The NLRB noted that the employers in Renton News were faced with a “choice of either changing their method of operations to one at least equal to that of their competitors or being forced to go out of business. They selected the former alternative.”
The NLRB concluded that, because implementing the technological change was economically necessary, the remedy should only require the employers to bargain with the union over the effects of their implementation decision. Federal courts have upheld NLRB determinations requiring effects-only bargaining in similar cases.
Pan American Grain Co., Inc. is an illustrative example. In Pan American Grain, the Board reaffirmed the importance of an employer’s ability to establish “that its decision to lay off any specific individual . . . was based exclusively on its modernization program.” Citing First National Maintenance Corp. v. NLRB, the Board noted that the Supreme Court placed automation in a category of management decisions “‘to be considered on their particular facts’ with respect to the duty to bargain.” Addressing that point, the Board concluding that the employer failed to bargain as required because the layoffs at issue were caused by reduced sales, not managerial changes in automation, robotics or AI.
Even if there no obligation to bargain over a decision to implement robotics or automation measures as a means of contracting out or transferring unionized work, there is often the duty to bargain over the effects of such decisions. This is known in labor law as “effects bargaining.”
Effects bargaining requires management and labor to attempt in good faith to come to an agreement regarding what will happen to individuals affected by an implemented decision. In the case of workers who were laid off due to the implementation of robotic or automated equipment, bargaining topics may include such items as termination pay, retraining programs, seniority status, etc.
Thus, even if the particular circumstances behind introducing robotics or automation measures at the workplace demonstrate there is no mandatory obligation to bargain before implementation, the employer, nevertheless, must still bargain with the union regarding the effects of the decision to robotize or automate features in the workplace.
Employers should take their time in planning these changes, and should consult with their labor counsel before moving forward in order to help minimize risk and exposure. The hypothetical at the beginning of this article does not make clear whether drivers will be eliminated by the self-driving trucks or additional employees will be needed to maintain the trucks and software.
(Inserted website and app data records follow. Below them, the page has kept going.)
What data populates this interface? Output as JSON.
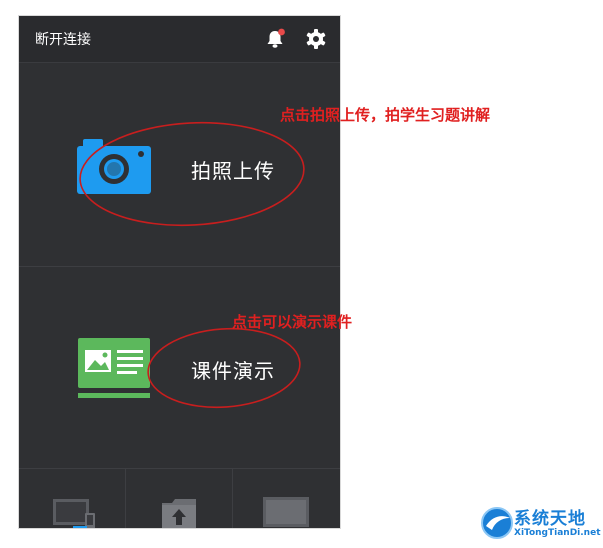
{
  "topbar": {
    "disconnect_label": "断开连接",
    "notification_icon": "bell-icon",
    "settings_icon": "gear-icon",
    "notification_dot_color": "#e84a4a"
  },
  "panels": {
    "photo": {
      "label": "拍照上传",
      "icon": "camera-icon",
      "icon_color": "#1e9bf0"
    },
    "slides": {
      "label": "课件演示",
      "icon": "slideshow-icon",
      "icon_color": "#5cb85c"
    }
  },
  "bottom_tabs": [
    {
      "icon": "devices-icon"
    },
    {
      "icon": "folder-upload-icon"
    },
    {
      "icon": "monitor-icon"
    }
  ],
  "annotations": {
    "photo_note": "点击拍照上传，拍学生习题讲解",
    "slides_note": "点击可以演示课件",
    "color": "#e02020"
  },
  "watermark": {
    "title": "系统天地",
    "subtitle": "XiTongTianDi.net"
  }
}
If history is a guide, either way, unions will want to be part of the process and the NLRB will be called upon to determine at what point unions are entitled by law to demand a seat at the bargaining table.